* **TO DO**: A line belongs in the answer if it contains "this"; copy every such line from the entries below.
--*--
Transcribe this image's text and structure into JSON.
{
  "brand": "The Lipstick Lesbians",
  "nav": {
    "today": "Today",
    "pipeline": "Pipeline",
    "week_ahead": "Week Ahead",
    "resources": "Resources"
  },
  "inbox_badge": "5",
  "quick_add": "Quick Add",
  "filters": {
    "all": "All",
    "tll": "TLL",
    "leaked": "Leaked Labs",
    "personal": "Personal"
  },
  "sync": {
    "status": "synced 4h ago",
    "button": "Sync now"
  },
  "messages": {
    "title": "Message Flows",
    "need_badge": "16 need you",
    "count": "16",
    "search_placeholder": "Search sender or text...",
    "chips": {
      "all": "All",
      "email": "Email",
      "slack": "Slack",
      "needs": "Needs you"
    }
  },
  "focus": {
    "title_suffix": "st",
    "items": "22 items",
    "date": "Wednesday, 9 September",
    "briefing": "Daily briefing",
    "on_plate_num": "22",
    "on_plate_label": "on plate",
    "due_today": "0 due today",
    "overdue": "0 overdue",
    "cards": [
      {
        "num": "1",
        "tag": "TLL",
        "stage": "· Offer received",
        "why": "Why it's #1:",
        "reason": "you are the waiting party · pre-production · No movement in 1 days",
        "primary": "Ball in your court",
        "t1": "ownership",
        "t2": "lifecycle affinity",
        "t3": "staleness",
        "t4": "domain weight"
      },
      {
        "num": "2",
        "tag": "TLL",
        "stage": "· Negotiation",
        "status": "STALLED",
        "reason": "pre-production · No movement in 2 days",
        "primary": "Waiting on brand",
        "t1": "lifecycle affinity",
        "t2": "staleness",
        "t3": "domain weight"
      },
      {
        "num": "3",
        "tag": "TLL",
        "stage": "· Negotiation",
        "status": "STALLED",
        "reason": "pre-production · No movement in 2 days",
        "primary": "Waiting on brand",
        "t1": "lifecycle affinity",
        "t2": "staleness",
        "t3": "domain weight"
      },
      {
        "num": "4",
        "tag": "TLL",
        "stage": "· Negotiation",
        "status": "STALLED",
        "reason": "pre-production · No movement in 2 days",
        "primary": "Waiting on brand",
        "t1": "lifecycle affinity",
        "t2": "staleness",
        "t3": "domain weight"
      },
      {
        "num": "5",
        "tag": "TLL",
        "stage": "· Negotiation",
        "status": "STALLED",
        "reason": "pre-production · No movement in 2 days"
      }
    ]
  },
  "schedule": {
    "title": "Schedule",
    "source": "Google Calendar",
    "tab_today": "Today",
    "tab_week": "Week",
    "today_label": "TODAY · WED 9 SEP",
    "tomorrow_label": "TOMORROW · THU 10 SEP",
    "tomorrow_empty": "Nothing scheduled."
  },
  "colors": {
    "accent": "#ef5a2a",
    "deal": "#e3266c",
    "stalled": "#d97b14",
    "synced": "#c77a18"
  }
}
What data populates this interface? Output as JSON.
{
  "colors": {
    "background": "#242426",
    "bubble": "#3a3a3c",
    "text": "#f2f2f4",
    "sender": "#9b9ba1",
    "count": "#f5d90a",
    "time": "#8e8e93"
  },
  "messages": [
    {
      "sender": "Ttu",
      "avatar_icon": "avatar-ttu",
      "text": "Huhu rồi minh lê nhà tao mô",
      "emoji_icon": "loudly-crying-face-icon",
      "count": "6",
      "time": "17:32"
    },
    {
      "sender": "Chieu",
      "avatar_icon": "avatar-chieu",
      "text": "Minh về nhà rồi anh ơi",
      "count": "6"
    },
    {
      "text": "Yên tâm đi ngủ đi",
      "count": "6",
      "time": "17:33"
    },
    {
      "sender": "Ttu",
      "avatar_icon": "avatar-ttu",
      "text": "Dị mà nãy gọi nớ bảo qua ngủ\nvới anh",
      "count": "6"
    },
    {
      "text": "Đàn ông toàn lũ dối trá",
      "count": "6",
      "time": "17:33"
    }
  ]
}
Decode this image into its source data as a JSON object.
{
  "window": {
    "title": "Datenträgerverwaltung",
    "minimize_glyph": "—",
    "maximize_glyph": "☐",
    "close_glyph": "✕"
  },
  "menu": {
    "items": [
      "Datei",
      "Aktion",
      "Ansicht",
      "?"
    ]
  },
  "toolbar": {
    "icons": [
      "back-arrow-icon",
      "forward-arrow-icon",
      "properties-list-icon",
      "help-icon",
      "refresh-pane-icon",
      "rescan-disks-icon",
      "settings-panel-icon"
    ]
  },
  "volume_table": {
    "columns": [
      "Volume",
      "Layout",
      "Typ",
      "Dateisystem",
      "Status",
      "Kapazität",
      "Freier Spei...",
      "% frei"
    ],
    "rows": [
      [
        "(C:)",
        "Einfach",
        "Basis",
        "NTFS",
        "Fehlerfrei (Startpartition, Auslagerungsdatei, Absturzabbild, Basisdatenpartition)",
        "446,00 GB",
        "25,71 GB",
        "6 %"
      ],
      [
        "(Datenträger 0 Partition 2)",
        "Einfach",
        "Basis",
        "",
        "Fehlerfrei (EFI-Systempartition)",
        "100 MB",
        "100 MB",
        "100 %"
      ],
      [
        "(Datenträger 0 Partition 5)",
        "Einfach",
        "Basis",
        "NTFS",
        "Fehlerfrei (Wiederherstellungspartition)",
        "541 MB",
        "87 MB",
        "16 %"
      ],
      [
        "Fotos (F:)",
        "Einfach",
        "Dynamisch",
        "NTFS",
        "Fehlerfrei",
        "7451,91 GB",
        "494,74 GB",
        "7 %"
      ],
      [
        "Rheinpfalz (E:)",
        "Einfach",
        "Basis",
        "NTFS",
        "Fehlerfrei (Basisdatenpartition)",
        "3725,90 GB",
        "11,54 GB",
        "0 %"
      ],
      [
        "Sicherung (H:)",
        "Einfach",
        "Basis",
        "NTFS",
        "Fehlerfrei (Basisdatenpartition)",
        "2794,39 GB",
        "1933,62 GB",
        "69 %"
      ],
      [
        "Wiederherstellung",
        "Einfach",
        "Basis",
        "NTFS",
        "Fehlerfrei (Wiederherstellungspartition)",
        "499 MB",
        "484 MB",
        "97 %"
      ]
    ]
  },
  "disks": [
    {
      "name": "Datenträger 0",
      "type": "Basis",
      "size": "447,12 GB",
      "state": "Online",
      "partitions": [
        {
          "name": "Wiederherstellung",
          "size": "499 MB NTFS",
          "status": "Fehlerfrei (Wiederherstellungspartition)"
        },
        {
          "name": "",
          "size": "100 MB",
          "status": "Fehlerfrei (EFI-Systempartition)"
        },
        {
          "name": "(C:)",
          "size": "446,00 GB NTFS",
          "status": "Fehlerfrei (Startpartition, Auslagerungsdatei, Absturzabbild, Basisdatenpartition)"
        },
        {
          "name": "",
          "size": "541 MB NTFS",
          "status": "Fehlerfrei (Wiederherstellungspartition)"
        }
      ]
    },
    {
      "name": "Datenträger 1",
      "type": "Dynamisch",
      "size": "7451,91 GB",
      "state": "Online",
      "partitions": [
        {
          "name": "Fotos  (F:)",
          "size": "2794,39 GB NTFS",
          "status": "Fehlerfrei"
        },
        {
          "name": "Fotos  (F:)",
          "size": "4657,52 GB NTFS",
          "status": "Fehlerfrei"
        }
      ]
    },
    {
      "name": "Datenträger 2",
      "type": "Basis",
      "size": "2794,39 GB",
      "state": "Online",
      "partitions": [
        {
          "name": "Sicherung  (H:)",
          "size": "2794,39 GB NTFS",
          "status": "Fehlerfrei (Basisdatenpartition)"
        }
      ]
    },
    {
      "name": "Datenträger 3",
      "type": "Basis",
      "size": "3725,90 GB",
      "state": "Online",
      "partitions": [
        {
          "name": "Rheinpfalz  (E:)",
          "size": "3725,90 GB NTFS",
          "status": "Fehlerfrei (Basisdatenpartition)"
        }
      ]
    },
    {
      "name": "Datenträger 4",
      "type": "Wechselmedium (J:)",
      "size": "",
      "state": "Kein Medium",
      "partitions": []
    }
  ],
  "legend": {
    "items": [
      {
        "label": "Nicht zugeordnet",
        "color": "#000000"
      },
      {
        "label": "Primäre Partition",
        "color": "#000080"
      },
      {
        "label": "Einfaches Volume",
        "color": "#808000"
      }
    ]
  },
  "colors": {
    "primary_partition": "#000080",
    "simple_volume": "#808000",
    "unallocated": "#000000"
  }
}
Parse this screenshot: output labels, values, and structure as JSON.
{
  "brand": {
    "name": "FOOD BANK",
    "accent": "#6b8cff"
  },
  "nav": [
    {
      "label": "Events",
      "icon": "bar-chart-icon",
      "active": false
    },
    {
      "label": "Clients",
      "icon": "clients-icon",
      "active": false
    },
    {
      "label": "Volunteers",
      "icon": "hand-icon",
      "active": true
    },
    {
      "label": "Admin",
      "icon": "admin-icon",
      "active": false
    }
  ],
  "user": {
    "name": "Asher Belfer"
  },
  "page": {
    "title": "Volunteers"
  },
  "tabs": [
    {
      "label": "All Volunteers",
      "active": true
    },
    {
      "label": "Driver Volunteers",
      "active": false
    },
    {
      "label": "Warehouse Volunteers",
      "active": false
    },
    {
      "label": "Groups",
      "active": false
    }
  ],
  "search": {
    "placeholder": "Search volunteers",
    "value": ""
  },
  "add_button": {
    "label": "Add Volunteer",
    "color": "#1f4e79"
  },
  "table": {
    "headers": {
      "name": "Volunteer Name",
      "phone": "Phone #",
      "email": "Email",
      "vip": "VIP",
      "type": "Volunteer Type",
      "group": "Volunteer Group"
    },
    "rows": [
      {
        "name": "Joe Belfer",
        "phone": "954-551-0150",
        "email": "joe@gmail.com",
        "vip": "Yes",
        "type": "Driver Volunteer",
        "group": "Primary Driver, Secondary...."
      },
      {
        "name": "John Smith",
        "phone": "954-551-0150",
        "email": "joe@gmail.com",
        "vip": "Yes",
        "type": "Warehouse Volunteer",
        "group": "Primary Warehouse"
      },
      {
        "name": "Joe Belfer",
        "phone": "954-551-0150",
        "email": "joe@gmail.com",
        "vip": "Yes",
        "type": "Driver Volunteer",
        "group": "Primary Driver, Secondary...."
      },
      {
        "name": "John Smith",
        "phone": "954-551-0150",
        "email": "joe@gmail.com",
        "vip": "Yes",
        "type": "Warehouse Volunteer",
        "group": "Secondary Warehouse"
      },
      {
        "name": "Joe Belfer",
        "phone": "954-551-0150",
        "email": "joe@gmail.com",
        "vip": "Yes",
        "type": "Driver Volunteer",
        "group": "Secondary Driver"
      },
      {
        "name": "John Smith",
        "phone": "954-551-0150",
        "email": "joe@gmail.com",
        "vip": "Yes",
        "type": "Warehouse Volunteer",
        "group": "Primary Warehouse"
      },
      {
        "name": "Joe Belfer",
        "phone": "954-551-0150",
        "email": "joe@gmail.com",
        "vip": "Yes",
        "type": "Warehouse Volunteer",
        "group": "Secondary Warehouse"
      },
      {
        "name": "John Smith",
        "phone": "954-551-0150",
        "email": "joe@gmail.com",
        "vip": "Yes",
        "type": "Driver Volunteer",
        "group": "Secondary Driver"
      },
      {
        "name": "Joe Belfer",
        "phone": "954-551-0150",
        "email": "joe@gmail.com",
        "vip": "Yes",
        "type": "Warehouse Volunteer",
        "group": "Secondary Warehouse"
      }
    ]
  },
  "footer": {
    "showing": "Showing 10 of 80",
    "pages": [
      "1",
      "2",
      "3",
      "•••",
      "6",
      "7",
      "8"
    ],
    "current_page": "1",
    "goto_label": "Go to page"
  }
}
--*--
* **YOUR SOLUTION**:
Transcribe this image's text and structure into JSON.
What data populates this interface? Output as JSON.
Decode this image into its source data as a JSON object.
Parse this screenshot: output labels, values, and structure as JSON.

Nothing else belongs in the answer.